The government could next week clear a Rs 373 crore plan to create special forces to carry out targeted strikes on Maoists in four states including Jharkhand and Chhattisgarh. Aloke Tikku reports.delhi Updated: Mar 29, 2013 00:01 IST
The government could next week clear a Rs 373 crore plan to create special forces to carry out targeted strikes on Maoists in four states including Jharkhand and Chhattisgarh.
But this time, state governments too will have to chip in.
The home ministry has slashed funding under its scheme for special infrastructure for naxal-hit states by one-third – from the original estimate of Rs 750 crore to Rs 280 crore – to stay within the red lines drawn by the UPA to keep the fiscal deficit under check.
“It will no longer be a 100% centrally funded scheme... states will have to contribute 25% share, about Rs 93 crore over the next five years,” a government source told HT.
Home ministry officials said Bihar, Jharkhand, Chhattisgarh and Odisha only would be targeted in the initial period due to fund constraints under this scheme.
West Bengal and Andhra Pradesh will also receive funding to a lesser extent but Madhya Pradesh, Maharashtra and Uttar Pradesh have been left out this time, a senior official said.

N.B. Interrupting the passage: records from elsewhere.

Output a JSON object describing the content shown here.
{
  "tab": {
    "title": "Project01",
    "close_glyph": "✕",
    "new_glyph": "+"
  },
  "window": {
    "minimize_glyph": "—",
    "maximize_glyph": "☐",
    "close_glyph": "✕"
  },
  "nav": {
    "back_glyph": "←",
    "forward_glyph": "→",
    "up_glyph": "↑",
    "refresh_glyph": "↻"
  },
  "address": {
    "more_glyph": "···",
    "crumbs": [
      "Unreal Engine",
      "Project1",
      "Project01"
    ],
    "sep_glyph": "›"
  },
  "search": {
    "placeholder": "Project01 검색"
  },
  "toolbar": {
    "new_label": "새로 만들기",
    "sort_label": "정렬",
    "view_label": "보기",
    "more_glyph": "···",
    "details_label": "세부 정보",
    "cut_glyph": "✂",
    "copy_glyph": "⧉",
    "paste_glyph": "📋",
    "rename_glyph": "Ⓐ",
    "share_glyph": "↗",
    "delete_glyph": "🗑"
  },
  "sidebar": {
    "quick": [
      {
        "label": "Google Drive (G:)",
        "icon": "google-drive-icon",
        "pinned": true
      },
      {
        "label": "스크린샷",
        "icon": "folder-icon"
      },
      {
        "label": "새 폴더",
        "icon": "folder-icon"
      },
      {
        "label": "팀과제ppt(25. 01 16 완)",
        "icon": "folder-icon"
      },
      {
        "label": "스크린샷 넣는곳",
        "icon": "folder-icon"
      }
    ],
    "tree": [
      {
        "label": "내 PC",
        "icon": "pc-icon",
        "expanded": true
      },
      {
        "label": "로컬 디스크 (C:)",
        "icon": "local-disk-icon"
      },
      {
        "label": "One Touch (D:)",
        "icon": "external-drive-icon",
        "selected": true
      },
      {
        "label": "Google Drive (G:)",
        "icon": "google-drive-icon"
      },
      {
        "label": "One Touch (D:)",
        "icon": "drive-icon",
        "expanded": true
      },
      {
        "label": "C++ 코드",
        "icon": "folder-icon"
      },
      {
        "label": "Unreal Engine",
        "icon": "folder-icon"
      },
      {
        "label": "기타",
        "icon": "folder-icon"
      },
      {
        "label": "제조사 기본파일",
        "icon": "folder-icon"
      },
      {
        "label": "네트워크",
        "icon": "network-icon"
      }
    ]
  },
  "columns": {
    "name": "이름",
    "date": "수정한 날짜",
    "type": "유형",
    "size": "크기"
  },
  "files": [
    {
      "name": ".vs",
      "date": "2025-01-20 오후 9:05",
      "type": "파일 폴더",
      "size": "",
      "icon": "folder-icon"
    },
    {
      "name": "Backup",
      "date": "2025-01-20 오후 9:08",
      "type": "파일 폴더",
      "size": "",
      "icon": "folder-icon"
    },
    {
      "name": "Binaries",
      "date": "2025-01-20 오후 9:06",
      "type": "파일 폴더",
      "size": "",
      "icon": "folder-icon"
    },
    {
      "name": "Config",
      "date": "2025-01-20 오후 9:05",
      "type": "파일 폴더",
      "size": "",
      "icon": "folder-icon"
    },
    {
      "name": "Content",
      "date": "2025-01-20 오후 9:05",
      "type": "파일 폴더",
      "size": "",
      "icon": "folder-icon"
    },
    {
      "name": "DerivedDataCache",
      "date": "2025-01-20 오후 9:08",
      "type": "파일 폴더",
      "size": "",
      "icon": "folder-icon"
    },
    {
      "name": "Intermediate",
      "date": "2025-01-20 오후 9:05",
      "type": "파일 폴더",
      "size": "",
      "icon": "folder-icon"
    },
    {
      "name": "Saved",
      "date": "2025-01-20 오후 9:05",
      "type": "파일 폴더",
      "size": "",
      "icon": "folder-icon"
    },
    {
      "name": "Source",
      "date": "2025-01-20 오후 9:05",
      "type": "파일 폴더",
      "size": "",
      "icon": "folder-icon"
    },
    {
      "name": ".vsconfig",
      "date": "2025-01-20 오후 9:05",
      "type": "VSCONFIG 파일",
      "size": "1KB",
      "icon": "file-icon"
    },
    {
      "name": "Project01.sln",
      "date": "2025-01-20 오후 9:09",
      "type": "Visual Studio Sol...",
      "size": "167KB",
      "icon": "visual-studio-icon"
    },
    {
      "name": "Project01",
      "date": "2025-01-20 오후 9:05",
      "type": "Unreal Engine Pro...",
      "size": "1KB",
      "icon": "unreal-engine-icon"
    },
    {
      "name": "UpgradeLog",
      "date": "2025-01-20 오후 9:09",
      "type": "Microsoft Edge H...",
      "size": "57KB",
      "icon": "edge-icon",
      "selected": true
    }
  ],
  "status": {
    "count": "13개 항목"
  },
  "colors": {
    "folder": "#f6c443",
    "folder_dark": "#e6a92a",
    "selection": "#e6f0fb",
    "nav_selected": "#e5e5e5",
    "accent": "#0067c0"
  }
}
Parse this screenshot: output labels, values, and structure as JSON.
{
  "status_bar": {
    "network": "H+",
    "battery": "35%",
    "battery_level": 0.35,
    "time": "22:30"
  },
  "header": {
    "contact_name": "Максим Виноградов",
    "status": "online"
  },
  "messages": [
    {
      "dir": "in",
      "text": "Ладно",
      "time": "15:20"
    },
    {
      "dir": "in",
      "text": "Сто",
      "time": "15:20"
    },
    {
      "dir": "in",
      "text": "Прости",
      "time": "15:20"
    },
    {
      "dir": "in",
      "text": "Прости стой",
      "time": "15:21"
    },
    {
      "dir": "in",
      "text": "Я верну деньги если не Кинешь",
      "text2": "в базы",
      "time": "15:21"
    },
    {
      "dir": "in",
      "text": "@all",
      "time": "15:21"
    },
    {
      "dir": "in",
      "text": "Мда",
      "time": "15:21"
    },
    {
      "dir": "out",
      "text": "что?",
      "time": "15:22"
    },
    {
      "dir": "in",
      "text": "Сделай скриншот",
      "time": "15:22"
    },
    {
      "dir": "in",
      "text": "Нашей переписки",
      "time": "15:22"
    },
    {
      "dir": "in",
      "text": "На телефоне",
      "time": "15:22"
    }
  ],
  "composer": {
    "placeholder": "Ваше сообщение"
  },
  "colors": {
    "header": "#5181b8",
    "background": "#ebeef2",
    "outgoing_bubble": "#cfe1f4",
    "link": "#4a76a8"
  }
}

Government sources said the Special Forces – to be raised on the lines of the Greyhounds of Andhra Pradesh that has neutralised Maoists to a large extent – would be an important ingredient of the anti-Maoist offensive over the next few years.
“Some of the states do have commando teams but their numbers, weaponry and training standards could do with a lot of improvement to be effective,” a senior home
ministry official said.
Home secretary RK Singh had recently told a meeting of police chiefs of naxal-affected states about the central initiative and budged them to “reorient” their tactics.
Singh told them to create substantial number of specially trained commandos who would be able to go on an offensive deep inside the dense jungles rather than just retaliate when under fire.